Idol-makers are all as nothing; their playthings do no good. Their promoters neither see nor know anything, so they ought to be ashamed.
Who would form a god or cast an idol that does no good?
All its worshippers will be ashamed, and its artisans, who are only human. They will all gather and stand, tremble and be ashamed together.
A blacksmith with his tools works it over coals, and shapes it with hammers, and works it with his strong arm. He even becomes hungry and weak. If he didn't drink water, he'd pass out.
A carpenter stretches out a string, marks it out with a stylus, fashions it with carving tools, and marks it with a compass. He makes it into a human form, like a splendid human, to live in a temple.

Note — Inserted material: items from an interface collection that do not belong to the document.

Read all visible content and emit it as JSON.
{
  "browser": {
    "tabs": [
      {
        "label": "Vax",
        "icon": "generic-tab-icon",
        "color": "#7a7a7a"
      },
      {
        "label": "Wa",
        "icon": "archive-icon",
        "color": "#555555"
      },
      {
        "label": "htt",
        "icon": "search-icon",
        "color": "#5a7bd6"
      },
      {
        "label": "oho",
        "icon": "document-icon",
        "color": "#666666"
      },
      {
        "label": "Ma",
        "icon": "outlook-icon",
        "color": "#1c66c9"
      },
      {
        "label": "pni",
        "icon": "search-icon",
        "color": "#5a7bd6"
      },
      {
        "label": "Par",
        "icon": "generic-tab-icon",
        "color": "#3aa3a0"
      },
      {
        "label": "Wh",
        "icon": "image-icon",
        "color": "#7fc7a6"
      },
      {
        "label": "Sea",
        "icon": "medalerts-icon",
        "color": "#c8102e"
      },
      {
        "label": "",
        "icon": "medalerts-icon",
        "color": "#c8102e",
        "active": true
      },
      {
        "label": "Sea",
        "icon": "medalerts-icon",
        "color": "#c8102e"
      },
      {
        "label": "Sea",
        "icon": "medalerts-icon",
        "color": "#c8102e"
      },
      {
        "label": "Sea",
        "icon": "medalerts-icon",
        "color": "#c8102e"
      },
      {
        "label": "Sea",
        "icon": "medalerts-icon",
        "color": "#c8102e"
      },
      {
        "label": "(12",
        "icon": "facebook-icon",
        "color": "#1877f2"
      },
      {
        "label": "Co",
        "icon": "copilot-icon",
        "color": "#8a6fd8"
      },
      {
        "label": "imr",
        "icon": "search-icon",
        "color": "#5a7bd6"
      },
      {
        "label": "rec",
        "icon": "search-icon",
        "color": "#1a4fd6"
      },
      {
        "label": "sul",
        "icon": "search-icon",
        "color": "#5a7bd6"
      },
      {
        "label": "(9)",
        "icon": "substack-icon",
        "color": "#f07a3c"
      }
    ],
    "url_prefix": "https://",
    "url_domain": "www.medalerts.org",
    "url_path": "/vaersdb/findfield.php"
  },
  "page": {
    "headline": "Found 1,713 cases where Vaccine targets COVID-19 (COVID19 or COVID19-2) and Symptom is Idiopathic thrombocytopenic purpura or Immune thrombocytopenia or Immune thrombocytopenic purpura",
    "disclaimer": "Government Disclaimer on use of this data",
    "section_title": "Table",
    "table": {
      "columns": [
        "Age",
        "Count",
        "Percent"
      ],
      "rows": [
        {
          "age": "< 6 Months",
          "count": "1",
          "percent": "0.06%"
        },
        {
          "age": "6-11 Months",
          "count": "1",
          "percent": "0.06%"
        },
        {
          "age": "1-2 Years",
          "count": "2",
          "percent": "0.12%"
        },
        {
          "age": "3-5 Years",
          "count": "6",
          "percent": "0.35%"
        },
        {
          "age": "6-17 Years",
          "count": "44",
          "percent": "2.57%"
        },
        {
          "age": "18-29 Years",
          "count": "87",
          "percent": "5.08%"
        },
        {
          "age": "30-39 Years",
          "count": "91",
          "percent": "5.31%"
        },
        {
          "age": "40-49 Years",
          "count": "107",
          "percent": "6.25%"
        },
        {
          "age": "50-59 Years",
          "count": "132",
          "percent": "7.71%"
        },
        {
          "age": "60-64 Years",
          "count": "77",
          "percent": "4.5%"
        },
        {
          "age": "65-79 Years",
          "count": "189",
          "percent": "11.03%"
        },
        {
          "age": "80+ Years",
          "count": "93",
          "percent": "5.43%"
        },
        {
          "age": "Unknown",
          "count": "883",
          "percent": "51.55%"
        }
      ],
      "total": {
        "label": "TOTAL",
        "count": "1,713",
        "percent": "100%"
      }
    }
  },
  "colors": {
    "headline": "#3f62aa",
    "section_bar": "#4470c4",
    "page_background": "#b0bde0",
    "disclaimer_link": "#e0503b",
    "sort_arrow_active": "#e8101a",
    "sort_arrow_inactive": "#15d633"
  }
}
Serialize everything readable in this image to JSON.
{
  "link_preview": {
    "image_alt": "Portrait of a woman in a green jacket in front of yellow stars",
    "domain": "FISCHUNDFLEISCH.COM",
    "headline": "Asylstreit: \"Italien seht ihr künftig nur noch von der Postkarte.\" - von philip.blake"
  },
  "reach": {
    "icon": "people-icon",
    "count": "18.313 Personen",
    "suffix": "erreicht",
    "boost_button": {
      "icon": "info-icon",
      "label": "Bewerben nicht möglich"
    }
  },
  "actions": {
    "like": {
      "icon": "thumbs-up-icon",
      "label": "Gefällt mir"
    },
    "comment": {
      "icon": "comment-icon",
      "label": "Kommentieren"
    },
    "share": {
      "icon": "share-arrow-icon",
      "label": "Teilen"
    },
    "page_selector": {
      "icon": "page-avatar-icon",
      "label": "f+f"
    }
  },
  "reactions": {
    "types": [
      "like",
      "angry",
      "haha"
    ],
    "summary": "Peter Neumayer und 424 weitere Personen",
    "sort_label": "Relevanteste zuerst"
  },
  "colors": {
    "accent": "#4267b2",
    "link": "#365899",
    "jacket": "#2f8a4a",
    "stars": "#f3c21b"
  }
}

He cuts down cedars for himself, or chooses a cypress or oak, selecting from all the trees of the forest. He plants a pine, and the rain makes it grow.
It becomes suitable to burn for humans, so he takes some of the wood and warms himself. He kindles fire and bakes bread. He fashions a god and worships it; he makes an idol and bows down to it.
Half of it he burns in the fire; on that half he roasts and eats meat, and he is satisfied. He warms himself and says, "Ah, I'm warm, watching the fire!"
And the rest of it he makes into a god, into his idol, and he bows down, worships, and prays to it, saying, "Save me, for you are my god!"
They don't know or comprehend, for their eyes can't see and their minds can't comprehend.
He doesn't think, and has no knowledge or understanding to think: Half of it I burned in the fire, and I baked bread on its coals, and roasted meat and ate. Should I make the rest into something detestable? Should I bow down to a block of wood?
He's feeding on ashes; his deluded mind has led him astray. He can't save himself and say, "Isn't this thing in my hand a lie?"